:: INPUT MATERIAL
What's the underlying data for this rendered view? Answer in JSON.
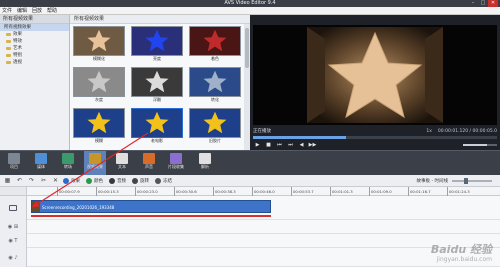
{
  "app": {
    "title": "AVS Video Editor 9.4",
    "window_controls": [
      "–",
      "□",
      "✕"
    ]
  },
  "menu": [
    "文件",
    "编辑",
    "回放",
    "帮助"
  ],
  "sidebar": {
    "header": "所有视频效果",
    "items": [
      {
        "label": "所有视频效果",
        "selected": true
      },
      {
        "label": "效果",
        "selected": false
      },
      {
        "label": "特效",
        "selected": false
      },
      {
        "label": "艺术",
        "selected": false
      },
      {
        "label": "特别",
        "selected": false
      },
      {
        "label": "透视",
        "selected": false
      }
    ]
  },
  "gallery": {
    "header": "所有视频效果",
    "items": [
      {
        "label": "模糊化",
        "bg": "#6f5a44",
        "star": "#e8c39a"
      },
      {
        "label": "亮度",
        "bg": "#2a2f7a",
        "star": "#2244ee"
      },
      {
        "label": "着色",
        "bg": "#4a1515",
        "star": "#c02a2a"
      },
      {
        "label": "灰度",
        "bg": "#8a8a8a",
        "star": "#c8c8c8"
      },
      {
        "label": "浮雕",
        "bg": "#3a3a3a",
        "star": "#dcdcdc"
      },
      {
        "label": "转化",
        "bg": "#2a4a8a",
        "star": "#9fb0c8"
      },
      {
        "label": "模糊",
        "bg": "#1e3f8a",
        "star": "#f3c21a"
      },
      {
        "label": "老电影",
        "bg": "#1e3f8a",
        "star": "#f3c21a"
      },
      {
        "label": "旧胶片",
        "bg": "#1e3f8a",
        "star": "#f3c21a"
      }
    ],
    "selected_index": 7
  },
  "preview": {
    "state": "正在播放",
    "time": "00:00:01.120 / 00:00:05.0",
    "ratio": "1x",
    "progress": 0.38,
    "volume": 0.7,
    "controls": [
      "▶",
      "■",
      "⏮",
      "⏭",
      "◀",
      "▶▶"
    ]
  },
  "toolbar": {
    "items": [
      {
        "label": "项目",
        "color": "#7d8794",
        "active": false
      },
      {
        "label": "媒体",
        "color": "#4f8fd8",
        "active": false
      },
      {
        "label": "转场",
        "color": "#3b9a6b",
        "active": false
      },
      {
        "label": "视频效果",
        "color": "#c7962a",
        "active": true
      },
      {
        "label": "文本",
        "color": "#e0e0e0",
        "active": false
      },
      {
        "label": "声音",
        "color": "#d86a2a",
        "active": false
      },
      {
        "label": "片段收集",
        "color": "#8b6fd0",
        "active": false
      },
      {
        "label": "解析",
        "color": "#e0e0e0",
        "active": false
      }
    ]
  },
  "timeline": {
    "buttons": [
      {
        "label": "效果",
        "color": "#2a6bd0"
      },
      {
        "label": "颜色",
        "color": "#2a9a4a"
      },
      {
        "label": "音频",
        "color": "#3a3a3a"
      },
      {
        "label": "旋转",
        "color": "#444444"
      },
      {
        "label": "冻结",
        "color": "#555555"
      }
    ],
    "storyboard_label": "故事板 - 时间线",
    "ruler": [
      "00:00:07.9",
      "00:00:15.3",
      "00:00:23.0",
      "00:00:30.6",
      "00:00:38.3",
      "00:00:46.0",
      "00:00:53.7",
      "00:01:01.3",
      "00:01:09.0",
      "00:01:16.7",
      "00:01:24.3"
    ],
    "clip_label": "Screenrecording_20201026_193348",
    "clip_color": "#3d74c9",
    "effect_line_color": "#d43030"
  },
  "watermark": {
    "logo": "Baidu 经验",
    "url": "jingyan.baidu.com"
  }
}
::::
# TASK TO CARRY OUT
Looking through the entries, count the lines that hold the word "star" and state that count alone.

# EXERCISE ANSWER
9